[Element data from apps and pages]
__________

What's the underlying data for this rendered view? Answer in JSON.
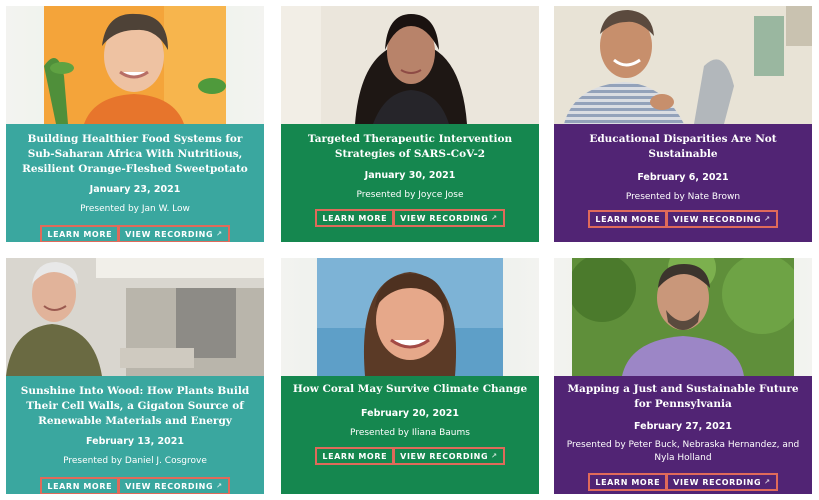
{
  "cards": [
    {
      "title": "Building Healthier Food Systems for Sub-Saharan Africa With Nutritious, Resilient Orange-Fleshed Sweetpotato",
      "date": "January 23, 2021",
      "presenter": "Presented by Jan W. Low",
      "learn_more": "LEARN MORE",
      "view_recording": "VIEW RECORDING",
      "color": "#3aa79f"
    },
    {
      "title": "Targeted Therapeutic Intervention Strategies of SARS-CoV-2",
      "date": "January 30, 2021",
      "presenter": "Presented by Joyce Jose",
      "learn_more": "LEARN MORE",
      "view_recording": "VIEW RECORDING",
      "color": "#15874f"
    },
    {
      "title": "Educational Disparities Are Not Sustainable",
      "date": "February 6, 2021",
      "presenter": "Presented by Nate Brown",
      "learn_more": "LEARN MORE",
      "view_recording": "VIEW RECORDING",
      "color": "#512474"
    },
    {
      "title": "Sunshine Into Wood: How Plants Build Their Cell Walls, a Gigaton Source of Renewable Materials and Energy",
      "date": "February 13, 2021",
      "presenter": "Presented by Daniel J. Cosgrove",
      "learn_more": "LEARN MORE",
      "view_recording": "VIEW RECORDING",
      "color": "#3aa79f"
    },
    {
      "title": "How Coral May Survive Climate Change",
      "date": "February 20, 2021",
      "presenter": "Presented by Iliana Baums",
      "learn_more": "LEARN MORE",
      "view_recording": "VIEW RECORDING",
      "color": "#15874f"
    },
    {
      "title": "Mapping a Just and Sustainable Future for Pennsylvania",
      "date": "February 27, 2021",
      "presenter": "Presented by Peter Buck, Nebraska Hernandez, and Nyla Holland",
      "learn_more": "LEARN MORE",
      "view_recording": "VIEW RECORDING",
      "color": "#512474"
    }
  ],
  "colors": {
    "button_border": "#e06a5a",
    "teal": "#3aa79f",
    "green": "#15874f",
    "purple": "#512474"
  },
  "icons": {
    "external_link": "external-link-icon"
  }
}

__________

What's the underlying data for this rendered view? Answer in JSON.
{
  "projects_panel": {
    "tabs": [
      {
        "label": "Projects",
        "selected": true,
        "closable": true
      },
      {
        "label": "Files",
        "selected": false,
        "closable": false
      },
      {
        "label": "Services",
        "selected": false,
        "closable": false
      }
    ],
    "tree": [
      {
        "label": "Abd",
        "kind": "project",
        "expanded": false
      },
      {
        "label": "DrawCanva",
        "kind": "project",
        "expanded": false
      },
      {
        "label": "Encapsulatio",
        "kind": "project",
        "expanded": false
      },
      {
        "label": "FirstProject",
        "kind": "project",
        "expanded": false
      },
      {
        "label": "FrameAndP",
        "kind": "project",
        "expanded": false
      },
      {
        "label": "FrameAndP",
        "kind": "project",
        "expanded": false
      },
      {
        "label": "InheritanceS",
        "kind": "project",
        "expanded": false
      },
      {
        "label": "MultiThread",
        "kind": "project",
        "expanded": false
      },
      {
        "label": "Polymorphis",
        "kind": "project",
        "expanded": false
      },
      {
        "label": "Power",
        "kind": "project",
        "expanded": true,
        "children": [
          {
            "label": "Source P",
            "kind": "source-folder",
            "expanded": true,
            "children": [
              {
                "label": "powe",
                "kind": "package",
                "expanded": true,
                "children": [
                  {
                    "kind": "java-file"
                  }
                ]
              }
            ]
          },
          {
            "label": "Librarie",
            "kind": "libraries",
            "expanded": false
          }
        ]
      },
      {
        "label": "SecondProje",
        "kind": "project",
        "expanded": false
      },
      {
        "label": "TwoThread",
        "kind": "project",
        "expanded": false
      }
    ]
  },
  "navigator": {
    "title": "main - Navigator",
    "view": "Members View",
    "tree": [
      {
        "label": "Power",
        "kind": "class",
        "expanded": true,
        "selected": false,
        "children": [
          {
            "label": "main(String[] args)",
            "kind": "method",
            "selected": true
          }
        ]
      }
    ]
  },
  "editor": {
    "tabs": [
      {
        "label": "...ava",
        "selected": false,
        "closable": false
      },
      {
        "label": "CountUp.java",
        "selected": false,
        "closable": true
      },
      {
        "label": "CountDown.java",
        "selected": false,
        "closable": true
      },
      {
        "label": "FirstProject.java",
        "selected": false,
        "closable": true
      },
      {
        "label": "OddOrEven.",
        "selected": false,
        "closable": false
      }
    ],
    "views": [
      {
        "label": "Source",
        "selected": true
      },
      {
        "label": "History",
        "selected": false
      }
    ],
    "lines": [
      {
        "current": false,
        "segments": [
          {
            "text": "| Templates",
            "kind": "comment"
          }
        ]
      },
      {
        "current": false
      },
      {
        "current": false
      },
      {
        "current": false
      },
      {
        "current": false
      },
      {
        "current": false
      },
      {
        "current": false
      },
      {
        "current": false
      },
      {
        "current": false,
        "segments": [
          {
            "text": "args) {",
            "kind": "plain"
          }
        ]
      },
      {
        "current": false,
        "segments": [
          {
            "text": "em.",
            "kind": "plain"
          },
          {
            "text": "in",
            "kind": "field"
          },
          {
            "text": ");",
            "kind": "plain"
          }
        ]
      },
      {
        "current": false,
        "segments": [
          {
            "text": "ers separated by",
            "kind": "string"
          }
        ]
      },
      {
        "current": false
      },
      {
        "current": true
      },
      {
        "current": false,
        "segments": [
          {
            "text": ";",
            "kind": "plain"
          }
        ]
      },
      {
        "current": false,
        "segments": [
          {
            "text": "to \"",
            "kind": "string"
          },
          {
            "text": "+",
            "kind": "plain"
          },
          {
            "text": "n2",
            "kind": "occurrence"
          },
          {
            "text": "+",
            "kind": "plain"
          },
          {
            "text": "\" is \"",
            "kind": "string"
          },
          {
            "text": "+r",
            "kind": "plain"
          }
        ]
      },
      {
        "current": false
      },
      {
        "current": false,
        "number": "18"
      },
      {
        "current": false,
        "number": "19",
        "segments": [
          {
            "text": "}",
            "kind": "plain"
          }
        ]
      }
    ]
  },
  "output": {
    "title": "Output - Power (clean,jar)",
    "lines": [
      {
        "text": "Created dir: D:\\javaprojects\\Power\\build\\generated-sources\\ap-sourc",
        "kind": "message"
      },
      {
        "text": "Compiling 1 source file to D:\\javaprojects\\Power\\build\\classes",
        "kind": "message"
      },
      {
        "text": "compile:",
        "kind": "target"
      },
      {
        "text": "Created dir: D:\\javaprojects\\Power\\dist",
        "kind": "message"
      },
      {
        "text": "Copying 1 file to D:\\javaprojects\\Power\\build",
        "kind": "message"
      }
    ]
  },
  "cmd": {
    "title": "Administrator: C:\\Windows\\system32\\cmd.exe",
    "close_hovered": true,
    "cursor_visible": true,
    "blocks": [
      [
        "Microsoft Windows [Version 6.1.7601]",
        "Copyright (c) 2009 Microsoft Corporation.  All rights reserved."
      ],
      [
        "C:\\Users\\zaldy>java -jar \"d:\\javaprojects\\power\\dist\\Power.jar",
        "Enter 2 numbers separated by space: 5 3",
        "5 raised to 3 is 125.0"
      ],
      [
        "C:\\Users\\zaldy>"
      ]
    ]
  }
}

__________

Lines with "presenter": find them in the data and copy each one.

> [Response]:
      "presenter": "Presented by Jan W. Low",
      "presenter": "Presented by Joyce Jose",
      "presenter": "Presented by Nate Brown",
      "presenter": "Presented by Daniel J. Cosgrove",
      "presenter": "Presented by Iliana Baums",
      "presenter": "Presented by Peter Buck, Nebraska Hernandez, and Nyla Holland",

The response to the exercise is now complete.